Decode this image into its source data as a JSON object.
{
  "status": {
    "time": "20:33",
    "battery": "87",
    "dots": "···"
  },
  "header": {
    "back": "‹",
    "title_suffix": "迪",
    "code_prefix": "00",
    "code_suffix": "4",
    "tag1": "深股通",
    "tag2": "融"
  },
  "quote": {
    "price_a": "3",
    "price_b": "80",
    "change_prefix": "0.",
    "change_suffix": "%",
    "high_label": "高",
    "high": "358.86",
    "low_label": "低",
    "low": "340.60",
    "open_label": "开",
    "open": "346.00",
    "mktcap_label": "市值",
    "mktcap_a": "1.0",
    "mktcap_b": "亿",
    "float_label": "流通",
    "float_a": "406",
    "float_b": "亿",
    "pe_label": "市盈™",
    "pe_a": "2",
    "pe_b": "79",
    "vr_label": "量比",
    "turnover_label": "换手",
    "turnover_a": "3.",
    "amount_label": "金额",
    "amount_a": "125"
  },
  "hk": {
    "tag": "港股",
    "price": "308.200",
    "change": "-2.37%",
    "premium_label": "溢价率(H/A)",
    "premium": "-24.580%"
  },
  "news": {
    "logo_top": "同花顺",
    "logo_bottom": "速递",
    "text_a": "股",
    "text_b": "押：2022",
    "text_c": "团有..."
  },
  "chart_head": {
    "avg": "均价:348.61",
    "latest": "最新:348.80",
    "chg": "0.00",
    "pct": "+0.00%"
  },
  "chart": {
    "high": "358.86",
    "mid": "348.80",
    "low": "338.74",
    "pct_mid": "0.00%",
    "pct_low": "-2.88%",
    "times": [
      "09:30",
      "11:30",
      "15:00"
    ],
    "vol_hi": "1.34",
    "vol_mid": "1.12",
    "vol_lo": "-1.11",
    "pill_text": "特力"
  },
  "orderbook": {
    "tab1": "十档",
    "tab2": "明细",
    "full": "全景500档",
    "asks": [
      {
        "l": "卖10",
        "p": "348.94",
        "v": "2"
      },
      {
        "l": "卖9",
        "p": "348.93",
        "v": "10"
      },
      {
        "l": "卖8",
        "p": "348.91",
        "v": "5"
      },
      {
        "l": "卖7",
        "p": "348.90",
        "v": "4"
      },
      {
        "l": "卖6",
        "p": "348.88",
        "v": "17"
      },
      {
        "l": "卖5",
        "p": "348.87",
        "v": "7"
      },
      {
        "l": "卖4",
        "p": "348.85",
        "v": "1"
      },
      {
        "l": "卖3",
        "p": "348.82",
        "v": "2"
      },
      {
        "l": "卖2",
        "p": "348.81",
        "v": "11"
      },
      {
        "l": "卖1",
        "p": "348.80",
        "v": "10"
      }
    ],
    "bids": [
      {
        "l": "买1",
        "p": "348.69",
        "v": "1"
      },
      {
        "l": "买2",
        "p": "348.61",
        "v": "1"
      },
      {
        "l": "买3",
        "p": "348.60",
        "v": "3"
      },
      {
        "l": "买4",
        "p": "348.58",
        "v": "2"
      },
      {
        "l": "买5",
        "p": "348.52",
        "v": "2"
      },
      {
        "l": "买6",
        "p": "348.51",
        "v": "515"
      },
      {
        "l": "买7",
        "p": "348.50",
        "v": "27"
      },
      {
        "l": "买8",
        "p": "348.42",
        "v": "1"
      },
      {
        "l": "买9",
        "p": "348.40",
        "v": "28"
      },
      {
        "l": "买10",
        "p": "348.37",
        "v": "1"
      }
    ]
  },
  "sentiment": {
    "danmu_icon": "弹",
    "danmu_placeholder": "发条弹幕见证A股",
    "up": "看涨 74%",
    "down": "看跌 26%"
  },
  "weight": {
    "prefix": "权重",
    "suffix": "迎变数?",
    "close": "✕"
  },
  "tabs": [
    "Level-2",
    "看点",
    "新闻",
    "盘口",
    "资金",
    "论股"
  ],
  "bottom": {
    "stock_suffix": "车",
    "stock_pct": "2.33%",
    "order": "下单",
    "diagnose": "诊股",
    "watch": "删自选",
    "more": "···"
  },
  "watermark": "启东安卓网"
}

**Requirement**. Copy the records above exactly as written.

**Solution to this task**.
Decode this image into its source data as a JSON object.
{
  "status": {
    "time": "20:33",
    "battery": "87",
    "dots": "···"
  },
  "header": {
    "back": "‹",
    "title_suffix": "迪",
    "code_prefix": "00",
    "code_suffix": "4",
    "tag1": "深股通",
    "tag2": "融"
  },
  "quote": {
    "price_a": "3",
    "price_b": "80",
    "change_prefix": "0.",
    "change_suffix": "%",
    "high_label": "高",
    "high": "358.86",
    "low_label": "低",
    "low": "340.60",
    "open_label": "开",
    "open": "346.00",
    "mktcap_label": "市值",
    "mktcap_a": "1.0",
    "mktcap_b": "亿",
    "float_label": "流通",
    "float_a": "406",
    "float_b": "亿",
    "pe_label": "市盈™",
    "pe_a": "2",
    "pe_b": "79",
    "vr_label": "量比",
    "turnover_label": "换手",
    "turnover_a": "3.",
    "amount_label": "金额",
    "amount_a": "125"
  },
  "hk": {
    "tag": "港股",
    "price": "308.200",
    "change": "-2.37%",
    "premium_label": "溢价率(H/A)",
    "premium": "-24.580%"
  },
  "news": {
    "logo_top": "同花顺",
    "logo_bottom": "速递",
    "text_a": "股",
    "text_b": "押：2022",
    "text_c": "团有..."
  },
  "chart_head": {
    "avg": "均价:348.61",
    "latest": "最新:348.80",
    "chg": "0.00",
    "pct": "+0.00%"
  },
  "chart": {
    "high": "358.86",
    "mid": "348.80",
    "low": "338.74",
    "pct_mid": "0.00%",
    "pct_low": "-2.88%",
    "times": [
      "09:30",
      "11:30",
      "15:00"
    ],
    "vol_hi": "1.34",
    "vol_mid": "1.12",
    "vol_lo": "-1.11",
    "pill_text": "特力"
  },
  "orderbook": {
    "tab1": "十档",
    "tab2": "明细",
    "full": "全景500档",
    "asks": [
      {
        "l": "卖10",
        "p": "348.94",
        "v": "2"
      },
      {
        "l": "卖9",
        "p": "348.93",
        "v": "10"
      },
      {
        "l": "卖8",
        "p": "348.91",
        "v": "5"
      },
      {
        "l": "卖7",
        "p": "348.90",
        "v": "4"
      },
      {
        "l": "卖6",
        "p": "348.88",
        "v": "17"
      },
      {
        "l": "卖5",
        "p": "348.87",
        "v": "7"
      },
      {
        "l": "卖4",
        "p": "348.85",
        "v": "1"
      },
      {
        "l": "卖3",
        "p": "348.82",
        "v": "2"
      },
      {
        "l": "卖2",
        "p": "348.81",
        "v": "11"
      },
      {
        "l": "卖1",
        "p": "348.80",
        "v": "10"
      }
    ],
    "bids": [
      {
        "l": "买1",
        "p": "348.69",
        "v": "1"
      },
      {
        "l": "买2",
        "p": "348.61",
        "v": "1"
      },
      {
        "l": "买3",
        "p": "348.60",
        "v": "3"
      },
      {
        "l": "买4",
        "p": "348.58",
        "v": "2"
      },
      {
        "l": "买5",
        "p": "348.52",
        "v": "2"
      },
      {
        "l": "买6",
        "p": "348.51",
        "v": "515"
      },
      {
        "l": "买7",
        "p": "348.50",
        "v": "27"
      },
      {
        "l": "买8",
        "p": "348.42",
        "v": "1"
      },
      {
        "l": "买9",
        "p": "348.40",
        "v": "28"
      },
      {
        "l": "买10",
        "p": "348.37",
        "v": "1"
      }
    ]
  },
  "sentiment": {
    "danmu_icon": "弹",
    "danmu_placeholder": "发条弹幕见证A股",
    "up": "看涨 74%",
    "down": "看跌 26%"
  },
  "weight": {
    "prefix": "权重",
    "suffix": "迎变数?",
    "close": "✕"
  },
  "tabs": [
    "Level-2",
    "看点",
    "新闻",
    "盘口",
    "资金",
    "论股"
  ],
  "bottom": {
    "stock_suffix": "车",
    "stock_pct": "2.33%",
    "order": "下单",
    "diagnose": "诊股",
    "watch": "删自选",
    "more": "···"
  },
  "watermark": "启东安卓网"
}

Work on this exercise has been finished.